You also need to adjust the sg list when you change the block count.
There was code there that did that previously, but it got removed in
That is not necessary. It is an optimisation. In general, optimising an
error path serves no purpose.

Actually, it is a requirement that some drivers rely on. There is also
a WARN_ON(), or possibly a BUG_ON() in the request handling path. I
think it only triggers with MMC_DEBUG though...


Some concerns here:

1. " > 1" doesn't need to be optimised into its own
variable. It just obscures things.
But you have to assume that no driver changes the 'blocks' variable e.g.
counts it down.

That would be a no-no. I guess this is not properly documented, but it
is strongly implied that the request structure should be read-only
except for fields that contain result data. ;)

It is not an optimisation, it is just to improve
reliability and readability. What does it obscure?

if-clauses look like they're different, but they're not.

Well, the if clauses are different anyway, but no matter.

3. You should check all errors, not just data.error and ETIMEDOUT.
No. Data timeout is a special case. The other errors are system errors.
If there is a command error or stop error (which is also a command error)
it means either there is a bug in the kernel or the controller or card
has failed to follow the specification. Under those circumstances

Controllers do not follow the specs. Welcome to reality. :)

(sad fact: I don't think there is a single controller out there that
follows the specs to 100%).

Anyway, for this specific case, a controller might not be able to
differentiate between command and data timeouts. Or it might report
"data error" for anything unexpected (I seem to recall one of the
currently supported controllers behaves like this).

Generally it's about being as flexible as we can be. This is a world of
crappy hardware, so strict spec adherence just leads to a lot of hurt.
And I have the scars to prove it. :)

I agree with your philosophy, although I was merely letting it go back to
the way it was - which I thought was safer then introducing new behaviour
into an undefined situation.

4. You should first report the successfully transferred blocks as ok.
That is another optimisation of the error path i.e. not necessary. It
is simpler to just start processing the request again - which the patch

I suppose.
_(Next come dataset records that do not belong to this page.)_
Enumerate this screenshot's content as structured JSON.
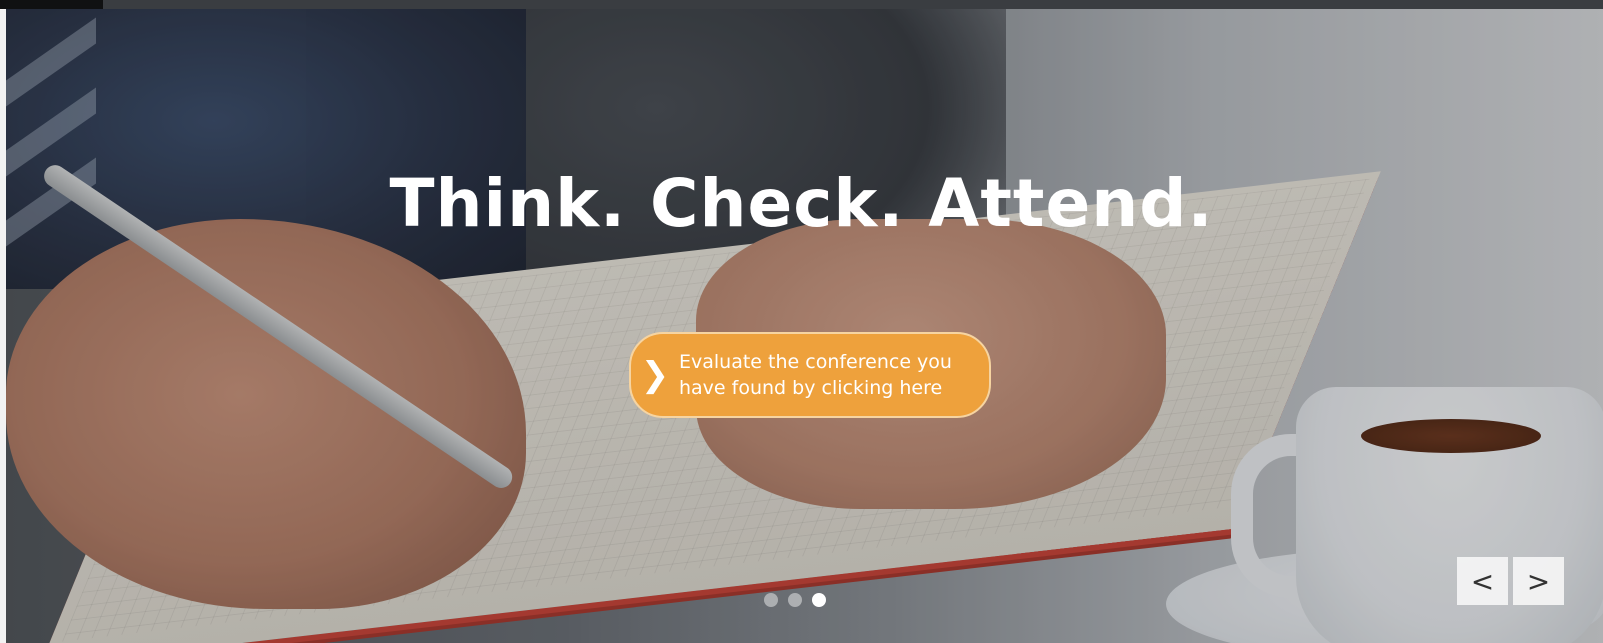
{
  "hero": {
    "headline": "Think. Check. Attend.",
    "cta_text": "Evaluate the conference you\nhave found by clicking here",
    "cta_color": "#eea13c",
    "cta_icon": "chevron-right-icon"
  },
  "slider": {
    "total_slides": 3,
    "active_slide": 3,
    "prev_label": "<",
    "next_label": ">"
  }
}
You might also want to print something so that it is
visible that the driver retried the transfer.
There are already two error messages per sector (one from this function
and one from '__blk_end_request()', so another message is too much.

I didn't mean an error for the bad sector, but something like
"encountered an error during multi-block transfer. retrying...". This
could save a lot of time and headache during debugging in the future.

@@ -362,12 +380,19 @@ static int mmc_blk_issue_rq(struct mmc_queue *mq, struct request *req)
- if (brq.cmd.error || || brq.stop.error)
+ if (brq.cmd.error || brq.stop.error)
+ goto cmd_err;
+ if ( == -ETIMEDOUT && rq_data_dir(req) == READ) {
+ spin_lock_irq(&md->lock);
+ ret = __blk_end_request(req, -EIO,;
+ spin_unlock_irq(&md->lock);
+ continue;
+ }

This could use a comment explaining that if we've reached this point,
we know that it was a single sector that failed.

+ if (brq.cmd.error)
goto cmd_err;
- /*
- * A block was successfully transferred.
- */
ret = __blk_end_request(req, 0,;

Shouldn't this comment stay now? :)